There are over 6 miles of trails, 4 decks that overlook the 4 miles of Resaca, and a 3 mile tram loop that winds through the park.

The resaca’s are ancient curves of the Rio Grande.

Interesting cover for a bird blind:

We saw lots of birds and other interesting things while we were there.

Altimira Oriole

Red-tail Hawk

Solitary Sandpiper

This Armadillo was up to his nose in leaves!

The hard-to-see bird in the first photo:

Wilson's Snipe

Thursday, February 16, 2012

Wednesday Workdays - It's not all birds!

Our typical Wednesday morning starts out with us leaving the RV at 6:30 a.m. The night before we get the keys to the biology refuge truck and start loading all our stuff (log book, camera, binoculars, scope, snacks, etc).

Our Wednesday is spent counting waterfowl on the refuge. We drive about 50 miles during the day and we’re out from 8 to 10 hours.

We have a magic key that gets us into all parts of the refuge.

We need to be set up on Highway 106 by about 6:45 a.m. The Sandhill Cranes, White-Fronted Geese, and Snow Geese come up out of the refuge and fly across the highway. We have counted up to 2500 total Geese and Cranes. This is always our first stop of the day.

Snow Geese - Blue morph

We have a map of the refuge sectioned off into units. We have certain units that we count waterfowl in and, except for our first stop to count cranes, every week we change our route so that we are not always counting in the same unit at the same time of day.

We have a list of 28 species of waterfowl that we are looking for.


Red-breasted Merganser

Northern Shoveler

Northern Pintails

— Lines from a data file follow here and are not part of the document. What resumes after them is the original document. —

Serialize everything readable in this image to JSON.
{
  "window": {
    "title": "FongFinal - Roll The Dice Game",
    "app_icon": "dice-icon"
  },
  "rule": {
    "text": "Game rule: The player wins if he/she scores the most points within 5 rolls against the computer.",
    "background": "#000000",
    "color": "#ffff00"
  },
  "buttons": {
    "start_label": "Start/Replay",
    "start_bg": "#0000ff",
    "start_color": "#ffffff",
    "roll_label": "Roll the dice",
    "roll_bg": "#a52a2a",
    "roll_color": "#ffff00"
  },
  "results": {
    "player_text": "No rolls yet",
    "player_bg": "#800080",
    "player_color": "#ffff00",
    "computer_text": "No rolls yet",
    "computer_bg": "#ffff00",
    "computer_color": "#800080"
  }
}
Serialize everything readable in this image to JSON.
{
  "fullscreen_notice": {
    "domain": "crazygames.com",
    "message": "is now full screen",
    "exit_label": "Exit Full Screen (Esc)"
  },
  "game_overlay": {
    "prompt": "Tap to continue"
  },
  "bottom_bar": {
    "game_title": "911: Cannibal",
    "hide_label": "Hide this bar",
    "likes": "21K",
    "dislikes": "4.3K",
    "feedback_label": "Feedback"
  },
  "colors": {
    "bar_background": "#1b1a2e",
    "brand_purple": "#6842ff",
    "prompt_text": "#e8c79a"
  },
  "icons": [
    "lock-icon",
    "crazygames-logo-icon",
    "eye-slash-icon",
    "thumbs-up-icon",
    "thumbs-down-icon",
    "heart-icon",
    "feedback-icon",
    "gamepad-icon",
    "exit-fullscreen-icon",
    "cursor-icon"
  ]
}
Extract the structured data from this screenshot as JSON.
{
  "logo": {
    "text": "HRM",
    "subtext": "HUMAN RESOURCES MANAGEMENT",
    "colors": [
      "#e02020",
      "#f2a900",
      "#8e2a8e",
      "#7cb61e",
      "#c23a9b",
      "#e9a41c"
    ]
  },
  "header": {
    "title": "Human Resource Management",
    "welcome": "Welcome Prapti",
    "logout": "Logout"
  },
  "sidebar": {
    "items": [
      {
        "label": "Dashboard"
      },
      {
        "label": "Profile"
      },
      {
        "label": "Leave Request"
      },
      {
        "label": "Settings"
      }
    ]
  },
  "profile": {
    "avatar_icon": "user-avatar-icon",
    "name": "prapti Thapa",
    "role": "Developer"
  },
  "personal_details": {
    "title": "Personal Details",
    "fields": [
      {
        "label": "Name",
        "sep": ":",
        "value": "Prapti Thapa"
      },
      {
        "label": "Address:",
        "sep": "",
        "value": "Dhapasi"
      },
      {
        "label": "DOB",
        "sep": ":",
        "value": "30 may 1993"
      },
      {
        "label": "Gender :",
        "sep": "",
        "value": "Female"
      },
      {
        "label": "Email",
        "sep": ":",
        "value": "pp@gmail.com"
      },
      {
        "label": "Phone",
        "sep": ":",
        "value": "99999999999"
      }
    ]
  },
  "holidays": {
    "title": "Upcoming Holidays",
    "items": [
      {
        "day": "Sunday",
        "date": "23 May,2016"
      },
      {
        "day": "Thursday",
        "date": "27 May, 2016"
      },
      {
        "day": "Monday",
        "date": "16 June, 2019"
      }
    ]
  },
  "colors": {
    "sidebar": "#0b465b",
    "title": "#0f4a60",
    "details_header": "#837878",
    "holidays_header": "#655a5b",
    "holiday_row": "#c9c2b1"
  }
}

Mottled Duck



Blue-winged Teal

Black-bellied Whistling-Duck

American Wigeon

More about our Wednesday’s next time - It’s not all birds!